[Data about app and page elements]
******

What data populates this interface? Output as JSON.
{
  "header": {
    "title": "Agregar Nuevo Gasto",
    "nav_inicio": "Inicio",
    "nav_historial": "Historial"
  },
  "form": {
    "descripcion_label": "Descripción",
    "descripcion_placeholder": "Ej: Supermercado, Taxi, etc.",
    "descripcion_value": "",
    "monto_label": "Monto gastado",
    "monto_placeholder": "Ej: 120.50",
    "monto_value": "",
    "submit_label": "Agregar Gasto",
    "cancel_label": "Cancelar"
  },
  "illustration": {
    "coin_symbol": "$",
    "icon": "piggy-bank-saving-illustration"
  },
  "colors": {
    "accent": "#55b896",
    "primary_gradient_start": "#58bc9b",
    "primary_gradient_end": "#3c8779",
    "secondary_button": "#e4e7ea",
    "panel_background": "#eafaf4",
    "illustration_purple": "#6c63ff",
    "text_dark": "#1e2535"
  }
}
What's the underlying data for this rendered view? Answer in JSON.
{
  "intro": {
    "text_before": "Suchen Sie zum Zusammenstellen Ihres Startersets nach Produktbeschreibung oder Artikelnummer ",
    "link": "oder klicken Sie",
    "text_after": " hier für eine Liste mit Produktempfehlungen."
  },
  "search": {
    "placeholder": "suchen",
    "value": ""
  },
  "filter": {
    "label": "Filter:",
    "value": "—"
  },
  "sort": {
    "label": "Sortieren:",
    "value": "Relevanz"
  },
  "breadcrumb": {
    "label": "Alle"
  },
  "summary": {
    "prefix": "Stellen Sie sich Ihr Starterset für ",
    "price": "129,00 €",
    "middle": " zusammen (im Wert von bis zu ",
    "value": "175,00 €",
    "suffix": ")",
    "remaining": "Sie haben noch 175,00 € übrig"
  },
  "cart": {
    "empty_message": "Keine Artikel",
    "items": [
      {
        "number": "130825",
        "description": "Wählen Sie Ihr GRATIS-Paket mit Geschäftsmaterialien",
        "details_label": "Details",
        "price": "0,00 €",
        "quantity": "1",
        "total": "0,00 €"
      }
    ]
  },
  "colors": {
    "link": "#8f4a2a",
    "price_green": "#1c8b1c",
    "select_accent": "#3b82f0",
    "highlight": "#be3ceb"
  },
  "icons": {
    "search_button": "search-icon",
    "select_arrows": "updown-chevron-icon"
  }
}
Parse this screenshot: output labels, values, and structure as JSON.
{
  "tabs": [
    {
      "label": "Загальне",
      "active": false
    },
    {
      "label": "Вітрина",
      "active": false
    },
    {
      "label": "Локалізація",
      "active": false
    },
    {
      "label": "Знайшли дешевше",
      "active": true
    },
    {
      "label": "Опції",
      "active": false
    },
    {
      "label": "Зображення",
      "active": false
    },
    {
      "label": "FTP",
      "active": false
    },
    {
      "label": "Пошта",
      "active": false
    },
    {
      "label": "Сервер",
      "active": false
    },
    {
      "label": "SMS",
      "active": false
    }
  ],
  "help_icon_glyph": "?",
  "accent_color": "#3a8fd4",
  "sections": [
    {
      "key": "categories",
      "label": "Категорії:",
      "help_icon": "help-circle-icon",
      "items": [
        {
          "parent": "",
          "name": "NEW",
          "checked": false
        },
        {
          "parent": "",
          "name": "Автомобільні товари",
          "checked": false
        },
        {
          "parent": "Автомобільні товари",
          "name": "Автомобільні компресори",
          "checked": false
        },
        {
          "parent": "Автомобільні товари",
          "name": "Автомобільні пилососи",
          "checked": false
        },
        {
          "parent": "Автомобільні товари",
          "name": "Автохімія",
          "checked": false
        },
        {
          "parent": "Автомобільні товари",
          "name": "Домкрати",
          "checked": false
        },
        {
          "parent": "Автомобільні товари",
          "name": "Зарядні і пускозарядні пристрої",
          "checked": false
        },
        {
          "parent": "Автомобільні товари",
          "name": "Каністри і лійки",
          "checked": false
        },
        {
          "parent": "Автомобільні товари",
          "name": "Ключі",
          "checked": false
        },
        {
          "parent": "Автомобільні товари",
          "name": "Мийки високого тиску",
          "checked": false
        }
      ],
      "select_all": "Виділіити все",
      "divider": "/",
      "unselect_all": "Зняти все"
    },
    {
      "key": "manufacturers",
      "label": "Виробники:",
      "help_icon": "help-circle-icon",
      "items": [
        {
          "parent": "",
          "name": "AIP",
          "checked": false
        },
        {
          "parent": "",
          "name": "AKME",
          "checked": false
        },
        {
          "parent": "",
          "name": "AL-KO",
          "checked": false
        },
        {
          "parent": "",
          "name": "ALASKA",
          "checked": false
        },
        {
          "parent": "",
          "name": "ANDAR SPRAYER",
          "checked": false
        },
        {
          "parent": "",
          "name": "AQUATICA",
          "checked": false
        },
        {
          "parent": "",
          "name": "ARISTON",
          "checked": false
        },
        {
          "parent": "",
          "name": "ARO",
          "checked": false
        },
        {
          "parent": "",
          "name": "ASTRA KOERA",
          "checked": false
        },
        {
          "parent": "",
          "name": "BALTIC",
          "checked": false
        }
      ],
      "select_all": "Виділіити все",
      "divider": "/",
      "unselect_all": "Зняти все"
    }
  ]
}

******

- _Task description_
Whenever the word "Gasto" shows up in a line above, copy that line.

- _Answer to the problem_
    "title": "Agregar Nuevo Gasto",
    "submit_label": "Agregar Gasto",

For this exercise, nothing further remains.